* [INPUT]:

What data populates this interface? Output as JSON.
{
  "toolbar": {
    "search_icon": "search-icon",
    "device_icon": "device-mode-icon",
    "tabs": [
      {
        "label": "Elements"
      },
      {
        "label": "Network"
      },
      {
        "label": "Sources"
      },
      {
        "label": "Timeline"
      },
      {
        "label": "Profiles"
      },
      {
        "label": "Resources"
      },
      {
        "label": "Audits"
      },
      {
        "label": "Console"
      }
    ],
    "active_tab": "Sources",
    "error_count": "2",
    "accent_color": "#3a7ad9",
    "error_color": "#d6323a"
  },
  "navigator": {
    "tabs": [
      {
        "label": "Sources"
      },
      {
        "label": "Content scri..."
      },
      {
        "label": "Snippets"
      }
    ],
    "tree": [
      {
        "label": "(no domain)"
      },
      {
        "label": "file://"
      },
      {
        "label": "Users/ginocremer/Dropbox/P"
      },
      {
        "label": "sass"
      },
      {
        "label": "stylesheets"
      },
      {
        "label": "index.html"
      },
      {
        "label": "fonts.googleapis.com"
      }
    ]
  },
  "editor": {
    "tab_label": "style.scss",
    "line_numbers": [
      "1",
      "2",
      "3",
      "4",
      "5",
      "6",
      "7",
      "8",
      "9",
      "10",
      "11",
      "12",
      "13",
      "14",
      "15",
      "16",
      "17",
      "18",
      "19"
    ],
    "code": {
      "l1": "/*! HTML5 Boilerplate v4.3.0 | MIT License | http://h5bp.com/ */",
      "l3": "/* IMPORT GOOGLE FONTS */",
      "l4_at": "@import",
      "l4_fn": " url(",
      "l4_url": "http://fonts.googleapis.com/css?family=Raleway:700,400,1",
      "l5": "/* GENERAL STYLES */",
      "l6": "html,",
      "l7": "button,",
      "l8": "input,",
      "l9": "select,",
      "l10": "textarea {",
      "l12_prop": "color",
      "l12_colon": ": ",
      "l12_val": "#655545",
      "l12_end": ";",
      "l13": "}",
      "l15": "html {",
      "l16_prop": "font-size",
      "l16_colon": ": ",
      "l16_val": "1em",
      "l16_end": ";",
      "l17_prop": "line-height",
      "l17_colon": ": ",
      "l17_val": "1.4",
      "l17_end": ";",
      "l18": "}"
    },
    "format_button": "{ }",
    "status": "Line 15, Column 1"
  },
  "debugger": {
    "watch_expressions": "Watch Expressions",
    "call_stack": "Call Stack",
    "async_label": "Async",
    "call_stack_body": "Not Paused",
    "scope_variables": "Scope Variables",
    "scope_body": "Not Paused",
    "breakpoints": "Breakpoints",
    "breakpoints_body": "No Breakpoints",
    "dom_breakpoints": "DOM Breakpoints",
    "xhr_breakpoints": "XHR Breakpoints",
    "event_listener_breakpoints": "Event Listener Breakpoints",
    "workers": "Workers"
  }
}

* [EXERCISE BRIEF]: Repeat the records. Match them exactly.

* [RESULT OF THE EXERCISE]:
What data populates this interface? Output as JSON.
{
  "toolbar": {
    "search_icon": "search-icon",
    "device_icon": "device-mode-icon",
    "tabs": [
      {
        "label": "Elements"
      },
      {
        "label": "Network"
      },
      {
        "label": "Sources"
      },
      {
        "label": "Timeline"
      },
      {
        "label": "Profiles"
      },
      {
        "label": "Resources"
      },
      {
        "label": "Audits"
      },
      {
        "label": "Console"
      }
    ],
    "active_tab": "Sources",
    "error_count": "2",
    "accent_color": "#3a7ad9",
    "error_color": "#d6323a"
  },
  "navigator": {
    "tabs": [
      {
        "label": "Sources"
      },
      {
        "label": "Content scri..."
      },
      {
        "label": "Snippets"
      }
    ],
    "tree": [
      {
        "label": "(no domain)"
      },
      {
        "label": "file://"
      },
      {
        "label": "Users/ginocremer/Dropbox/P"
      },
      {
        "label": "sass"
      },
      {
        "label": "stylesheets"
      },
      {
        "label": "index.html"
      },
      {
        "label": "fonts.googleapis.com"
      }
    ]
  },
  "editor": {
    "tab_label": "style.scss",
    "line_numbers": [
      "1",
      "2",
      "3",
      "4",
      "5",
      "6",
      "7",
      "8",
      "9",
      "10",
      "11",
      "12",
      "13",
      "14",
      "15",
      "16",
      "17",
      "18",
      "19"
    ],
    "code": {
      "l1": "/*! HTML5 Boilerplate v4.3.0 | MIT License | http://h5bp.com/ */",
      "l3": "/* IMPORT GOOGLE FONTS */",
      "l4_at": "@import",
      "l4_fn": " url(",
      "l4_url": "http://fonts.googleapis.com/css?family=Raleway:700,400,1",
      "l5": "/* GENERAL STYLES */",
      "l6": "html,",
      "l7": "button,",
      "l8": "input,",
      "l9": "select,",
      "l10": "textarea {",
      "l12_prop": "color",
      "l12_colon": ": ",
      "l12_val": "#655545",
      "l12_end": ";",
      "l13": "}",
      "l15": "html {",
      "l16_prop": "font-size",
      "l16_colon": ": ",
      "l16_val": "1em",
      "l16_end": ";",
      "l17_prop": "line-height",
      "l17_colon": ": ",
      "l17_val": "1.4",
      "l17_end": ";",
      "l18": "}"
    },
    "format_button": "{ }",
    "status": "Line 15, Column 1"
  },
  "debugger": {
    "watch_expressions": "Watch Expressions",
    "call_stack": "Call Stack",
    "async_label": "Async",
    "call_stack_body": "Not Paused",
    "scope_variables": "Scope Variables",
    "scope_body": "Not Paused",
    "breakpoints": "Breakpoints",
    "breakpoints_body": "No Breakpoints",
    "dom_breakpoints": "DOM Breakpoints",
    "xhr_breakpoints": "XHR Breakpoints",
    "event_listener_breakpoints": "Event Listener Breakpoints",
    "workers": "Workers"
  }
}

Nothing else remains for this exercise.